This week has seen the end of a murder trial for a former police officer who killed a man while on duty. The very idea that the verdict was in doubt when the whole world watched it happen is maddening. It is an indictment of the very large power discrepancy that exists in our culture.
The problem is, like so many other things, that the issues are all interconnected and we can not address one without addressing the others.
Our police need better training in de-escalation and how to handle people who have mental health issues, drug addiction and other non-lethal problems. Our police need training in deploying less lethal means before reaching for their guns. Our police need psychological evaluation, not just before hiring, but during their entire career. Body cameras must be demanded for all police and they must be controlled, not by the individual, but by a central command.
We need more community support. More social workers, more counselors, more mental health options. We need more available healthcare and better jobs for the millions of people who can’t find that right now. We need response teams that take the lead when the situation involves kids, people with mental health issues or learning disabilities, rather than sending armed people who will almost always aggravate the situation. We need a better way to handle traffic stops.
We need better education at all levels. We need schools that are safe and don’t need armed cops in them. We need all schools to be funded at the same level. We need logical, effective and common-sense gun control that includes the ban of assault style weapons, any weapon that can shoot rapid-fire, automatic or near automatic rounds, licensing for all gun owners that must be renewed every 5 years (at minimum), and insurance requirements for those guns.
Weapons of war should not be in the hands of civilians. And yes, I realize that criminals will be criminals, but here’s the thing: if the guns aren’t manufactured or sold, even the criminals will have a harder time getting them. Include gun buy-back programs, limit the amount of ammo any one person can purchase at a time or have on hand and eventually the number of guns in the hands of criminals will diminish.
And yes, I would include that we need to make birth control easy to get and free, and we need to allow women to terminate an unwanted pregnancy, because poverty is a factor in both criminality and in mental health, and one of the issues at the forefront of policy is the cost of an unwanted pregnancy and the way having a child you can not afford will anchor you to that poverty.
Not a one of these things is a stand alone issue. They are all interconnected, each affecting the others. Until we recognize that, along with our systemic racism, inherent misogyny, and the fear of the “other” we won’t solve any of these issues.
We need comprehensive change in this country, an ambitious plan that is as interconnected as our issues are. It seems that as soon as we have some hope in our control of a virus, we are once again confronted by all of these things that seemed to fade into the background while our focus was on that battle.
The time is now. The fight is here.
That’s all for now, Readers. I hope your Thursday is wonderful.
Photo by Jéan Béller on Unsplash
1 comments on “what we need”

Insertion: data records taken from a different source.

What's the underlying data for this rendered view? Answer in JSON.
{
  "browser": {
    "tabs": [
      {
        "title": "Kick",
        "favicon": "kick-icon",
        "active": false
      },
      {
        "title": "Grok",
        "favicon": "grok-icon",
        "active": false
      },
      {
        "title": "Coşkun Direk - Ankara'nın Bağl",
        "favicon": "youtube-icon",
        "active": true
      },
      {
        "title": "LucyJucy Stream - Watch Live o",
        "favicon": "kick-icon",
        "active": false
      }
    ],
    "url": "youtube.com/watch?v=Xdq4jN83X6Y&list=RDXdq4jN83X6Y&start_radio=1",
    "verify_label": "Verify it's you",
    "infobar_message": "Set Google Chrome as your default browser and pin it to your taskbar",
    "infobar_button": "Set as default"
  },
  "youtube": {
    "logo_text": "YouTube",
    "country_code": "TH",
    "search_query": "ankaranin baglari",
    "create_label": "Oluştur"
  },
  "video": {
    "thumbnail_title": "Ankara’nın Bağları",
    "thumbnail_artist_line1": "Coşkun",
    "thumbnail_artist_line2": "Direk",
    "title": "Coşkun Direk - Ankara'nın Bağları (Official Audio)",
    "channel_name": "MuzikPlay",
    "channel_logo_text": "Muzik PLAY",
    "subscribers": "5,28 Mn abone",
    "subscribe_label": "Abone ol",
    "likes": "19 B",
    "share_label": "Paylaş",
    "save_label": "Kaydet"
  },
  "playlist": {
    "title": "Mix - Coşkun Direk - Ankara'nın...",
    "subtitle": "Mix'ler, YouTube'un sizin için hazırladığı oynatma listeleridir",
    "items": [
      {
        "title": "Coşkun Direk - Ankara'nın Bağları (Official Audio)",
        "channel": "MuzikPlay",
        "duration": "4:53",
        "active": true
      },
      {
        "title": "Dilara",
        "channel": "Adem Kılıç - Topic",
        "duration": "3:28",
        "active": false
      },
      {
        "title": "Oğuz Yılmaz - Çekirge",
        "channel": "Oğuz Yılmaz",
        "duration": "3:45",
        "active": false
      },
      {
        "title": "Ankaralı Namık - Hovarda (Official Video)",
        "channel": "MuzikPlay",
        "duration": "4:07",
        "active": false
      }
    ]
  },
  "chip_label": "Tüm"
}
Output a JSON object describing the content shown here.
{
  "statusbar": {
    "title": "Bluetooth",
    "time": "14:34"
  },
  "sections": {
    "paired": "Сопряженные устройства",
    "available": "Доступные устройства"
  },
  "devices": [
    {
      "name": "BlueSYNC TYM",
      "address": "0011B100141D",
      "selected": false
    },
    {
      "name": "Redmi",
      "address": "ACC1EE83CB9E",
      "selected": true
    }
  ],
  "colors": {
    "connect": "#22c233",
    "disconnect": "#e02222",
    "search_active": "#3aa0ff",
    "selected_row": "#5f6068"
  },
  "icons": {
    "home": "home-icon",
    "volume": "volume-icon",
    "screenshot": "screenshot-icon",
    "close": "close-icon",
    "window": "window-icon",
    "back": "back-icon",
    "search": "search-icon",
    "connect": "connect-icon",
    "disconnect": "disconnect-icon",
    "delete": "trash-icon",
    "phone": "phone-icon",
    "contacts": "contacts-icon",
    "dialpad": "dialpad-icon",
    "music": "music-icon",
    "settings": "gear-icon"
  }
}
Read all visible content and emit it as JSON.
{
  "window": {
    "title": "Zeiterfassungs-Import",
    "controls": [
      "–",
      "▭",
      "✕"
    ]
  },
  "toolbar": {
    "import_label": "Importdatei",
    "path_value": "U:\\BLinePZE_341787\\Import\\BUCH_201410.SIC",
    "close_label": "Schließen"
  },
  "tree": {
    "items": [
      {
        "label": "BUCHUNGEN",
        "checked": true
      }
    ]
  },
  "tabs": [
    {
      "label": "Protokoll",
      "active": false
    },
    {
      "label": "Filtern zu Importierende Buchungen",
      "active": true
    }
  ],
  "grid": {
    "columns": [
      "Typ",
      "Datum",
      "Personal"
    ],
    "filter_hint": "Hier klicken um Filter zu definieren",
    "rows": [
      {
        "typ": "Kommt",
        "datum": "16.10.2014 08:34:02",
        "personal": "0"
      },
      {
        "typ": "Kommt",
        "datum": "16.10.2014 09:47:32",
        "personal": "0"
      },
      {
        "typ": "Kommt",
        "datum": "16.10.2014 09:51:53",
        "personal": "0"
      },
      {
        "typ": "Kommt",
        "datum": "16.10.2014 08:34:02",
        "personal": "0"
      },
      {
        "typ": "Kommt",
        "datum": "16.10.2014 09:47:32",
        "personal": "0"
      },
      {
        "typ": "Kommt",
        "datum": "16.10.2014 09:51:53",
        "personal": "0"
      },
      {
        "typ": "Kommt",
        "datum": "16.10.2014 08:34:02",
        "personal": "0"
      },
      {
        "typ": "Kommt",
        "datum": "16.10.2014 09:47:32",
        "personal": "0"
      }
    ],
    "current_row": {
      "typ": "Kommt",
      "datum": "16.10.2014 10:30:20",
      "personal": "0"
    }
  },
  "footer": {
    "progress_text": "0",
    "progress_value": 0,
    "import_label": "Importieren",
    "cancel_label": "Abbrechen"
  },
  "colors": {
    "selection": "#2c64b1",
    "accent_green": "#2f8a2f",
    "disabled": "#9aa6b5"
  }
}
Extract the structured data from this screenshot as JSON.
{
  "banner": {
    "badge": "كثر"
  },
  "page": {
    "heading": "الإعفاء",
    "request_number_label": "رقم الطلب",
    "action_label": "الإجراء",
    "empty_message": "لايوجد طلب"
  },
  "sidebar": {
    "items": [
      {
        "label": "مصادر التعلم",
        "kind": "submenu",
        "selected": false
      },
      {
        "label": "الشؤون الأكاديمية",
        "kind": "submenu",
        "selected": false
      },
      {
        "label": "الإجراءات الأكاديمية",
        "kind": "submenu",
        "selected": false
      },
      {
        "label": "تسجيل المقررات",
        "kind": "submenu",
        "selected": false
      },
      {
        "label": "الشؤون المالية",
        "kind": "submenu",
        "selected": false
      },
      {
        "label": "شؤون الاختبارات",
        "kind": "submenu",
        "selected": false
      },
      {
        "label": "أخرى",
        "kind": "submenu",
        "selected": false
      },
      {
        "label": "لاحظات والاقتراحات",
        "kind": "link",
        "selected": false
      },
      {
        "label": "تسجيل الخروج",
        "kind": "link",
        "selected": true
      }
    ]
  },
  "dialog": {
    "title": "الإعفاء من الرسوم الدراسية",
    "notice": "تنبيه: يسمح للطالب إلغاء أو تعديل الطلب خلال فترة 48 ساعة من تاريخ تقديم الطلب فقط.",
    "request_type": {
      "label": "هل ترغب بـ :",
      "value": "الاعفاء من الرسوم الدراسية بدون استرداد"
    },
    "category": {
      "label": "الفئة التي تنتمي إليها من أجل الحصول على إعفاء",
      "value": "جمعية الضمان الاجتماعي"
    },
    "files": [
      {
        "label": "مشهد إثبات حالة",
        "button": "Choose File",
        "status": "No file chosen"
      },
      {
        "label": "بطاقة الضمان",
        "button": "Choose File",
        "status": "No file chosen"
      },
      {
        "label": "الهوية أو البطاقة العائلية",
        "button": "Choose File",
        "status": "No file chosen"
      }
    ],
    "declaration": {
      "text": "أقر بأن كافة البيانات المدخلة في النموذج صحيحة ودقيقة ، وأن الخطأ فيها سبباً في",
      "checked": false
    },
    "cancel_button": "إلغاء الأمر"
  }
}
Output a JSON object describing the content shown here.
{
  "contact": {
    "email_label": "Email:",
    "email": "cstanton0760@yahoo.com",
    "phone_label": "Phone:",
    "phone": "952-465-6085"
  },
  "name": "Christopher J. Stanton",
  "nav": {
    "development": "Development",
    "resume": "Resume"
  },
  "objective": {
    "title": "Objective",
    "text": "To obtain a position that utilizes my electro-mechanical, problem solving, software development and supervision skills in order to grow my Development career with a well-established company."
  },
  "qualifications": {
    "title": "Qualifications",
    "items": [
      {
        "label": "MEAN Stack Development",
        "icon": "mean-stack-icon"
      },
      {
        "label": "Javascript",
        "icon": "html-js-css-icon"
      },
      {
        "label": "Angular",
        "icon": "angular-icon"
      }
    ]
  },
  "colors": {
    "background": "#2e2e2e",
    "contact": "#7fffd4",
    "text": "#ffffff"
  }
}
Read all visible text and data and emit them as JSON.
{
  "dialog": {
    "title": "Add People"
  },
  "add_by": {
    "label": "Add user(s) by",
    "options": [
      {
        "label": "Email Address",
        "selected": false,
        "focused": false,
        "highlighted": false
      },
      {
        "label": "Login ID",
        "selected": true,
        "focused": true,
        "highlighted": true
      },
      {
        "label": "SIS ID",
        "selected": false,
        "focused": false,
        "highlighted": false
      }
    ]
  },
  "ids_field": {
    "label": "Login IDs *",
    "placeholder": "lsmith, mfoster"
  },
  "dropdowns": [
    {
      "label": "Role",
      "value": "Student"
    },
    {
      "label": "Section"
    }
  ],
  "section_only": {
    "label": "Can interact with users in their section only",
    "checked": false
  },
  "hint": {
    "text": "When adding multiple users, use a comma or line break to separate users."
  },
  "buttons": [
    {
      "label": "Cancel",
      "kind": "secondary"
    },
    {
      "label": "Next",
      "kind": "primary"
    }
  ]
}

Thank you for writing this. I agree that we need more social workers and that the police must participate in mandatory psychological evaluations throughout their career. I also think that by putting more resources into addressing social issues such as homelessness and mental health we minimize the need for policing all together. There was a 2016 report from the Obama White House’s Council of Economic Advisers found that a 10 per cent increase in wages for non-college educated men results in a approximately a 10-20 per cent reduction in crime rates. Something for people to think about!